Performance for the SVR confirms our initial suspicions, and is derived from a tweaked version of the familiar 5.0 liter supercharged V8 that also see’s duty in the Jaguar XJR performance sedan. Good for a solid 550 horsepower and an equally potent 502 lb-ft of torque, all of this raw power is routed to all four wheels through a beefed up ZF sourced eight speed transmission which allow the SVR to make the sprint to 62 mph in a blistering 4.5 seconds before reaching a final top speed of 162 mph. These figures help it chug ahead of the ML63 AMG while it virtually ties the previous generation BMW X5 M. The Porsche Cayenne however is still the speed king thanks to its 4.1 second 0 to 60 time and 173 mph top speed.

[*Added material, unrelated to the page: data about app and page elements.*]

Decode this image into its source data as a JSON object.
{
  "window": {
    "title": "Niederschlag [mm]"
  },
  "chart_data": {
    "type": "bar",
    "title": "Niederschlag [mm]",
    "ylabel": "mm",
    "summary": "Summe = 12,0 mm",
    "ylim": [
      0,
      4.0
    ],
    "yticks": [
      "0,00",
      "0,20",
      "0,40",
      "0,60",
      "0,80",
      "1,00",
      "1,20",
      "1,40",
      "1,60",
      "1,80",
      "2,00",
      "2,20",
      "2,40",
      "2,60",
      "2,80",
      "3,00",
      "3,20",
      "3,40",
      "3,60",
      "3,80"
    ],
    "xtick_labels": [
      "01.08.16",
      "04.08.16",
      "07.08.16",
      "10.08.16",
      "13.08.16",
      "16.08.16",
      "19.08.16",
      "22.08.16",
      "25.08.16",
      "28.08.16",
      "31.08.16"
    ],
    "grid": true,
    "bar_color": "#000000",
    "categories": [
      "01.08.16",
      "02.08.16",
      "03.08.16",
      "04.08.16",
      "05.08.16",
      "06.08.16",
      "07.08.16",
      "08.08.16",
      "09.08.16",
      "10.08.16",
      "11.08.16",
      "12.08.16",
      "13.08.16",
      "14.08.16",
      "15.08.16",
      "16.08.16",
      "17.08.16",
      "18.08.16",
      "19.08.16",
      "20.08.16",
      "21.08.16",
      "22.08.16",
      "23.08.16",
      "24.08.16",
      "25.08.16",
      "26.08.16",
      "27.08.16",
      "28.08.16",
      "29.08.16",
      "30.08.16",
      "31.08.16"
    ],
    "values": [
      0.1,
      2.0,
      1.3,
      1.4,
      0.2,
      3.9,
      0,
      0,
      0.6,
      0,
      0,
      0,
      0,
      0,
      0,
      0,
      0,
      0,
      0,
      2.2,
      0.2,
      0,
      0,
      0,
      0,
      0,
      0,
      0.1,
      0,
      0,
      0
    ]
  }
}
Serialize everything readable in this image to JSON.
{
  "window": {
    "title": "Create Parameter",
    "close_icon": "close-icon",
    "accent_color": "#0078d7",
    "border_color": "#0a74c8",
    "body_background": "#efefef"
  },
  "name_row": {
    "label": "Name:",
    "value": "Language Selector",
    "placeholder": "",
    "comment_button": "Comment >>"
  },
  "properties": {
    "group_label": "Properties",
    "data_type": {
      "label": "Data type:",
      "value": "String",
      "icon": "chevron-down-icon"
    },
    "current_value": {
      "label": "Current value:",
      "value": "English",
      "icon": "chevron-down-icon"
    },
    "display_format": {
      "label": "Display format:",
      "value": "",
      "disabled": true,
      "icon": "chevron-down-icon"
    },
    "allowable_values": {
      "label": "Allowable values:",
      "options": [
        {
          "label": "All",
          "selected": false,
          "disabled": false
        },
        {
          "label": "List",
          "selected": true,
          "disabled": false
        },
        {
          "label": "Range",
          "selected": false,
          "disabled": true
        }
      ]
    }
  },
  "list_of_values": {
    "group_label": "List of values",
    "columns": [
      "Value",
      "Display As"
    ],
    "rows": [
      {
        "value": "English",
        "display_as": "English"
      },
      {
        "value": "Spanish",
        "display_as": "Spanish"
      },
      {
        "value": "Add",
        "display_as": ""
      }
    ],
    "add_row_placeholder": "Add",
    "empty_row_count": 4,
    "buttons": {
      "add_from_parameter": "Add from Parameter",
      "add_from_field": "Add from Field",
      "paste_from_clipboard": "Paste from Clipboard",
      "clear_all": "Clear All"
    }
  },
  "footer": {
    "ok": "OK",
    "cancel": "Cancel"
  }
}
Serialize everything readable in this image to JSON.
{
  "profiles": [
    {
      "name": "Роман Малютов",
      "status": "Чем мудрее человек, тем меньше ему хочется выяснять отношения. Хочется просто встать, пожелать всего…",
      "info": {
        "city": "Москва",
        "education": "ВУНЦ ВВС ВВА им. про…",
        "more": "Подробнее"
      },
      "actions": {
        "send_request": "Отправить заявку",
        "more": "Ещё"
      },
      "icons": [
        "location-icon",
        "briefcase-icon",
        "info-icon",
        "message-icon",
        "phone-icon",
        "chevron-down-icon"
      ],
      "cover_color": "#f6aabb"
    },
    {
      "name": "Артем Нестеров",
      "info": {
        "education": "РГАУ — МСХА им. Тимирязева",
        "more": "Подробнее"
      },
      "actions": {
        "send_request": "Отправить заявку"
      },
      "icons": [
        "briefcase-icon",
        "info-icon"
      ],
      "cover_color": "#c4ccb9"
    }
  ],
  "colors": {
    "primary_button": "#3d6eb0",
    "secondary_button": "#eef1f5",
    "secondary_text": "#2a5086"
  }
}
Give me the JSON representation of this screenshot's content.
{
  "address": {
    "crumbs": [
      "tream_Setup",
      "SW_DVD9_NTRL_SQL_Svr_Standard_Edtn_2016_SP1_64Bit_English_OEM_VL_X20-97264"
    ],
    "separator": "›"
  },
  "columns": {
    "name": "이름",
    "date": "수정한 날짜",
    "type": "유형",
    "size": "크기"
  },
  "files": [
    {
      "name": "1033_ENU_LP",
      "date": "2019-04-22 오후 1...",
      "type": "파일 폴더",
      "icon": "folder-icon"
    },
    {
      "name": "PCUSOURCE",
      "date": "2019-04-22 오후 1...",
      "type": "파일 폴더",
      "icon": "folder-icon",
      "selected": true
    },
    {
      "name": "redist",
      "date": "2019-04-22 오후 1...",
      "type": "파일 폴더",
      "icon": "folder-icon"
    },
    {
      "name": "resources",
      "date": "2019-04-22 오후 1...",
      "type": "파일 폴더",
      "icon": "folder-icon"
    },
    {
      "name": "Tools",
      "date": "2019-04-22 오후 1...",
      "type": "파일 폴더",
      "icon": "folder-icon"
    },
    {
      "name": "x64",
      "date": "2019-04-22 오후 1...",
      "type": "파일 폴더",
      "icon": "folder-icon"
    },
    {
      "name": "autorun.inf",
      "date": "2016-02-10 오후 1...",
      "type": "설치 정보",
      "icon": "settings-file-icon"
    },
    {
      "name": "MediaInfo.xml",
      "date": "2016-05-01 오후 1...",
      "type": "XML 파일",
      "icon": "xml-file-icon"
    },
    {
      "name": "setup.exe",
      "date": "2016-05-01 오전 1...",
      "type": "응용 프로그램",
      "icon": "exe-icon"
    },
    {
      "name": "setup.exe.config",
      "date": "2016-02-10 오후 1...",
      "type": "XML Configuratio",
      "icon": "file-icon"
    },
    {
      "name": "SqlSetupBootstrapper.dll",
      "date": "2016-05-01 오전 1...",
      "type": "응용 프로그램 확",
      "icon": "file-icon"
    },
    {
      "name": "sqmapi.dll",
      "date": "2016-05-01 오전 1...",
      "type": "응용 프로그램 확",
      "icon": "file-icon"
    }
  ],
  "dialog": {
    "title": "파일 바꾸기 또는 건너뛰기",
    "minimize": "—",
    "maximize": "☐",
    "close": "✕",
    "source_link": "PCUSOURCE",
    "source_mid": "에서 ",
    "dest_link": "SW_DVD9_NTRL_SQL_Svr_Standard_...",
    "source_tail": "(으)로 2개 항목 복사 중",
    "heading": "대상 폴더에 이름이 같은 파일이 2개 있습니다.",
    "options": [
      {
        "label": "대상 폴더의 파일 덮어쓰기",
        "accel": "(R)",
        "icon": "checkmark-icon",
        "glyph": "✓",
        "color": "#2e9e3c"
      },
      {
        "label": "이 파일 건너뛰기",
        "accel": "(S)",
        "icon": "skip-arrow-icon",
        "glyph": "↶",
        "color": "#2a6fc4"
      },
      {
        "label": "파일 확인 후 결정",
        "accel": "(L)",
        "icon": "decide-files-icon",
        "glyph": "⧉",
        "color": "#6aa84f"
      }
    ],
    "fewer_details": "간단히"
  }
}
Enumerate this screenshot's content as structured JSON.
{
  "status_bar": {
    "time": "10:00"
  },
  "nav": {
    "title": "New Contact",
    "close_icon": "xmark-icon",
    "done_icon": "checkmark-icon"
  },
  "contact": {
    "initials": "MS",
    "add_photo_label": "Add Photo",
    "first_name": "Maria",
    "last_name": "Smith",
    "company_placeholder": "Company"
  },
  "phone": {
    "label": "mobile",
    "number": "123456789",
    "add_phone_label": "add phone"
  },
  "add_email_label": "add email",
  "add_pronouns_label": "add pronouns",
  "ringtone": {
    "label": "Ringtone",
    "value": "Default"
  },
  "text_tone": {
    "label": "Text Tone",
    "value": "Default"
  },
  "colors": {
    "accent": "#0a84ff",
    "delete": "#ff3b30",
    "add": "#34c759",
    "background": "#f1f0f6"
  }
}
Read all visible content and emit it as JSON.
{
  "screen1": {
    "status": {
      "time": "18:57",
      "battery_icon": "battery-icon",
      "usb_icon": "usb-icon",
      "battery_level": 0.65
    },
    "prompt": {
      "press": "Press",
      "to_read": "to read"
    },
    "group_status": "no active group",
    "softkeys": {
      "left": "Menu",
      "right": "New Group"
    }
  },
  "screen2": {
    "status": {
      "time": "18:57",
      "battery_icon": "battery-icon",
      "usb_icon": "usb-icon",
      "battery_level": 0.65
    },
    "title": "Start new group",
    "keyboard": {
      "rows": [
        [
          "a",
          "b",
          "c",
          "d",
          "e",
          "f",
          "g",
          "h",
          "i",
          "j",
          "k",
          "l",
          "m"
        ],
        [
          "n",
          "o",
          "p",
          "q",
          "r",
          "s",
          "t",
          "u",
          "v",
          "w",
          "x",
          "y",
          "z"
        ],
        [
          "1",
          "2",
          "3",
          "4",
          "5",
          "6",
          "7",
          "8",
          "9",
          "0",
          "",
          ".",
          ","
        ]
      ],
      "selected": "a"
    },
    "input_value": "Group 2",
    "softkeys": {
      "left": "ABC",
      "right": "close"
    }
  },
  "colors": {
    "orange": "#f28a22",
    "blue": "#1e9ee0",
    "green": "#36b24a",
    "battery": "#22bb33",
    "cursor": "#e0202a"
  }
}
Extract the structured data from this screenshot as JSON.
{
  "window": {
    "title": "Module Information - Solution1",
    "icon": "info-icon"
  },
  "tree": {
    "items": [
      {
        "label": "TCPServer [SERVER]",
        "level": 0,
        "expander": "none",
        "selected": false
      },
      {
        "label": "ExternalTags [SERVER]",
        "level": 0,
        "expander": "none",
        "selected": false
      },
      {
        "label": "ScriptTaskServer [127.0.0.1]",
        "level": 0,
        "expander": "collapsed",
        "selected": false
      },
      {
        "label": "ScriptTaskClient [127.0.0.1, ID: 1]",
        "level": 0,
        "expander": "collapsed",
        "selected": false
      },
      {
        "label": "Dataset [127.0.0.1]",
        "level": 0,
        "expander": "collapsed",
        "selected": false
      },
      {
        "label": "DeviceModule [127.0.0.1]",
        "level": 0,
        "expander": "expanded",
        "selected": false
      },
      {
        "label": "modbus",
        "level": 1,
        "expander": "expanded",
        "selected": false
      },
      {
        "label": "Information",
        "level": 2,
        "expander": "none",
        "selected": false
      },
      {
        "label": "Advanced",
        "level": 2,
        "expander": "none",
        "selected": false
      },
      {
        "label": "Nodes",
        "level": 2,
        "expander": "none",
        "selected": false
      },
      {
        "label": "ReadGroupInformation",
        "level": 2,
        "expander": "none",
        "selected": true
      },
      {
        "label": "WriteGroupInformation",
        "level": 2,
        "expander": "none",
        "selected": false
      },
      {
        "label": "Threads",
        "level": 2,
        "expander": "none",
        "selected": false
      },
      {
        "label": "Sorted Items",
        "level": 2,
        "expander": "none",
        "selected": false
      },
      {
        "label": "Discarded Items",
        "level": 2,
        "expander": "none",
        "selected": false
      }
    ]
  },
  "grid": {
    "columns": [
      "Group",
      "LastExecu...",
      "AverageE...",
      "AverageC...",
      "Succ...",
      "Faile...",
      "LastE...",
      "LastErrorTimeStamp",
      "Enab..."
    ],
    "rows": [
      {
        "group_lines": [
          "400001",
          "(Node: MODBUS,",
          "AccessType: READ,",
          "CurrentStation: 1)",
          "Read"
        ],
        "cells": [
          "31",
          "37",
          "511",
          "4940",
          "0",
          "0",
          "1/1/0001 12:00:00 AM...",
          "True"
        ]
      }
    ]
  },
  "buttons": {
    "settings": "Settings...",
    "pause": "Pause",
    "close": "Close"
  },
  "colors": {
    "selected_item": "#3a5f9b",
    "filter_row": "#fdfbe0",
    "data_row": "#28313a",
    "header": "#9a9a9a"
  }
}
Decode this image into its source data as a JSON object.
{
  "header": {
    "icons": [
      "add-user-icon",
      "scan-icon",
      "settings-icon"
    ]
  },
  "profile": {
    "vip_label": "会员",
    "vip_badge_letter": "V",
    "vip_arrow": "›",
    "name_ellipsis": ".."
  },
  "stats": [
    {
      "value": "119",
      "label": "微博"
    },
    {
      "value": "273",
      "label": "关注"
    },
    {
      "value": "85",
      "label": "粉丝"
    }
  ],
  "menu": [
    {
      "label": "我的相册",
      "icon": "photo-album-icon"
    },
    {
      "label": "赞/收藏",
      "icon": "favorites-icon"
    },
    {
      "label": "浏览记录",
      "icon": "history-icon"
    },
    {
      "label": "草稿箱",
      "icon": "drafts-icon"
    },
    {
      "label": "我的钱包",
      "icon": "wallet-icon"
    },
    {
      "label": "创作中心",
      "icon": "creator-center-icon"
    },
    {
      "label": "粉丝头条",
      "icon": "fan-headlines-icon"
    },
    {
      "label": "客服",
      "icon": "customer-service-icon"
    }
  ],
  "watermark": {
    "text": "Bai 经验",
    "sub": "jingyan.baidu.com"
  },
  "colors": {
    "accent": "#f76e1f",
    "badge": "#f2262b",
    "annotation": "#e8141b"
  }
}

These figures are impressive, but they pale in comparison to the SVR’s biggest claim to fame, and that’s its 8 minute and 14 second track time on the formidable and notoriously tricky Nurburgring Nordschliefe in Germany. This lap time is quicker than those achieved by some sports cars (a commendable achievement for an SUV), and it is even lower than the limited production BMW 1M sports car a vehicle that is much lighter and smaller than the bulkier but brawnier Land Rover. Purists concerned that the SVR has abandoned the company’s off road inspired heritage for the sake of speed and conquering hair pin turns, will be pleased to hear that it is still capable of hitting trails when it is not ripping up lap times. This is mainly due to Land Rover’s familiar Terrain Response 2 system which is standard on all SVRs. The system allows the driver to choose from several different settings to suit different terrain and driving situations and allows the SVR to effectively moonlight as a rugged billy goat that can also ford 33.5 inches of water when the sport tuned air suspension is raised all the way up.
Look for the Land Rover Range Rover SVR to make its formal debut at the 2015 Pebble Beach Concours d’Elegance later this week, with sales expected to begin at Land Rover showrooms shortly afterward. Pricing for the SVR will begin at $110,475 before options and fees are factored in. While this is a lofty sum it does trump the $113,600 base price of a Porsche Cayenne Turbo and expect fully loaded SVR’s to also have a similar price advantage as well. In the meantime Land Rover has released a brief video of the SVR in action which can be seen below.